Every once in a while you may need to install a specific version of a package on your system. If you're using the yum package manager, it isn't blatantly obvious how to do this, even after pouring over the man pages. So let's do this thing. First, if you've already installed a newer version of the package, you'll have to downgrade it. In that case, make sure you've got yum's downgrade plugin installed:
# yum install yum-allowdowngradeSecond, do you know exactly which package version you want to install? If not, list the all available versions using the --showduplicates flag. This example looks for available versions of the GD extension for PHP.
# yum --showduplicates list php-gd Available Packages php-gd.i386 5.2.3-3.el5s2 testing php-gd.i386 5.2.6-2.el5s2 testing php-gd.i386 5.2.9-2.el5.centos testing php-gd.i386 5.2.10-1.el5.centos testingYum uses the RPM package manager, and it's package names are based on the RPM package label format. In the above example, the first column displays the package name and architecture in the format NAME.ARCHITECTURE. The middle column displays the version and release info in the format VERSION-RELEASE. Don't ask me why yum rearranges the RPM package label format. Anyways, if you're downgrading, remove the previous package:
# yum remove php-gdNow that you know which version to install, it's a matter of specifying the package name with the version. Use the format NAME-VERSION.
# yum install php-gd-5.2.6Or if you want to get even more specific, use NAME-VERSION-RELEASE (which might be easier to copy/paste since VERSION-RELEASE is the second column).
# yum install php-gd-5.2.6-2.el5s2If you're downgrading, you may need to throw in the --allow-downgrade flag.
# yum --allow-downgrade install php-gd-5.2.6And you should be good to go. If you want to lock the version you installed to prevent any future updates, install the versionlock plugin.

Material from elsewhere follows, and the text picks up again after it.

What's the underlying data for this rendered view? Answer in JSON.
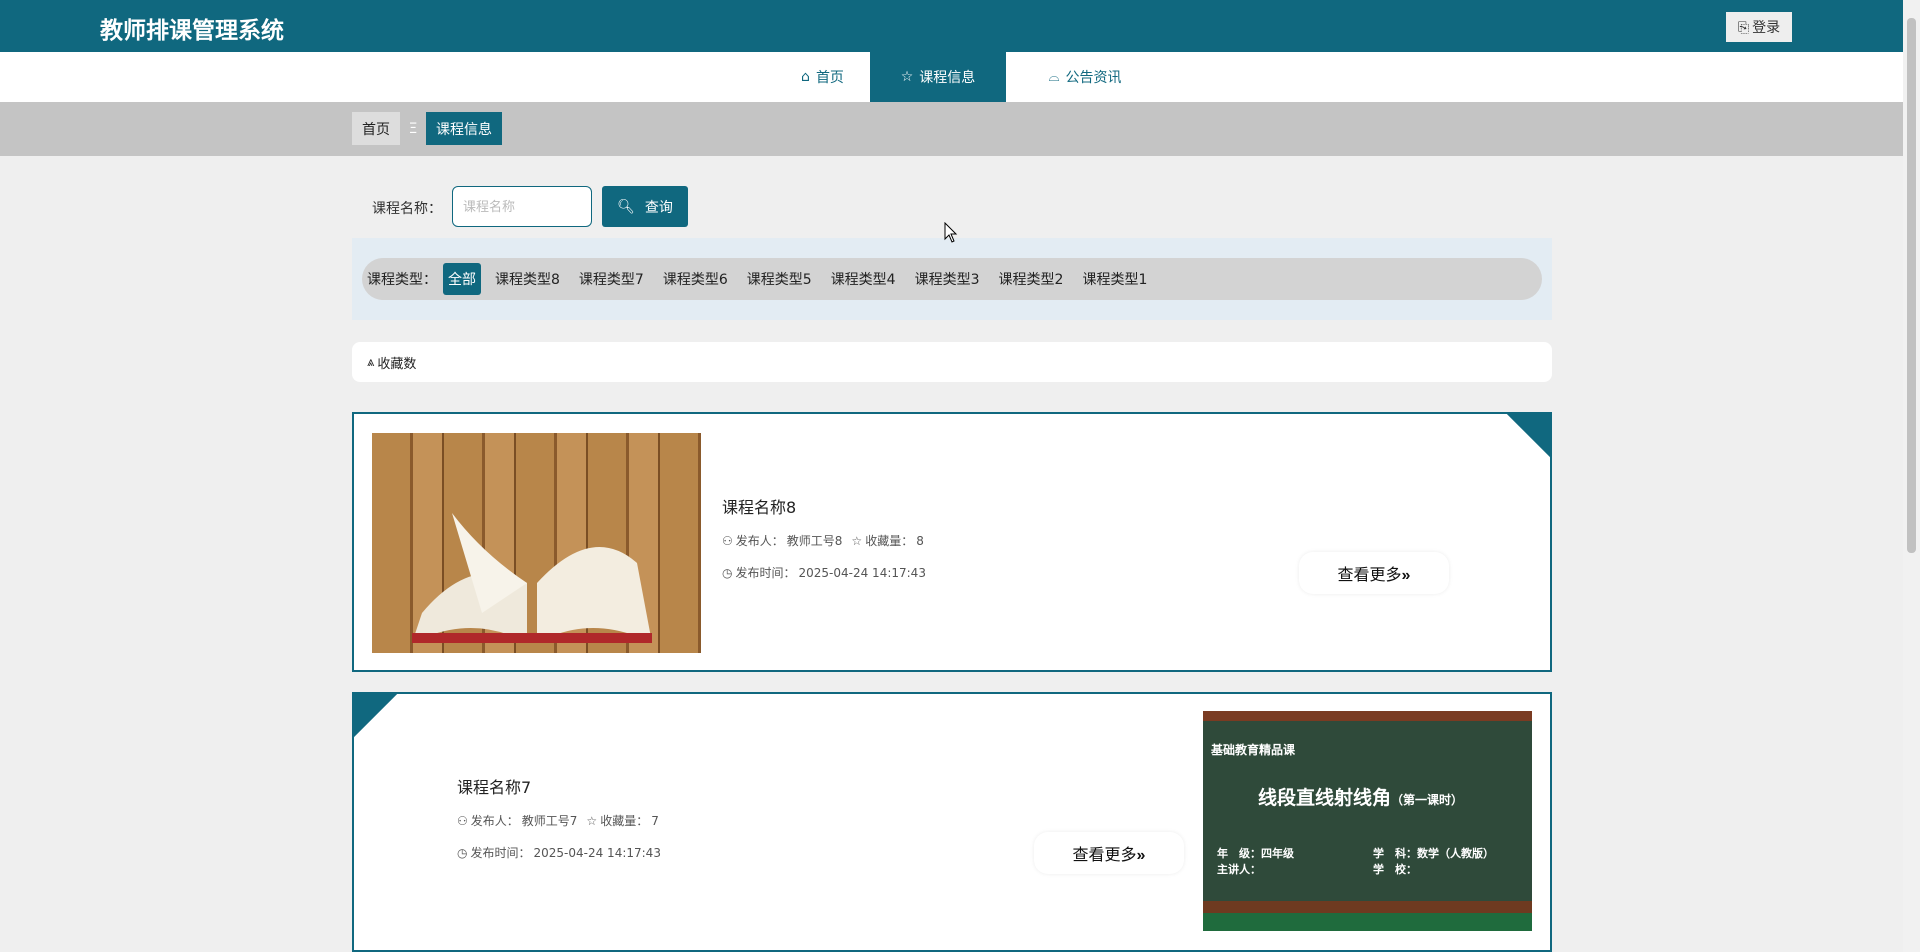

# yum install yum-versionlockThen lock it.
# yum versionlock php-gd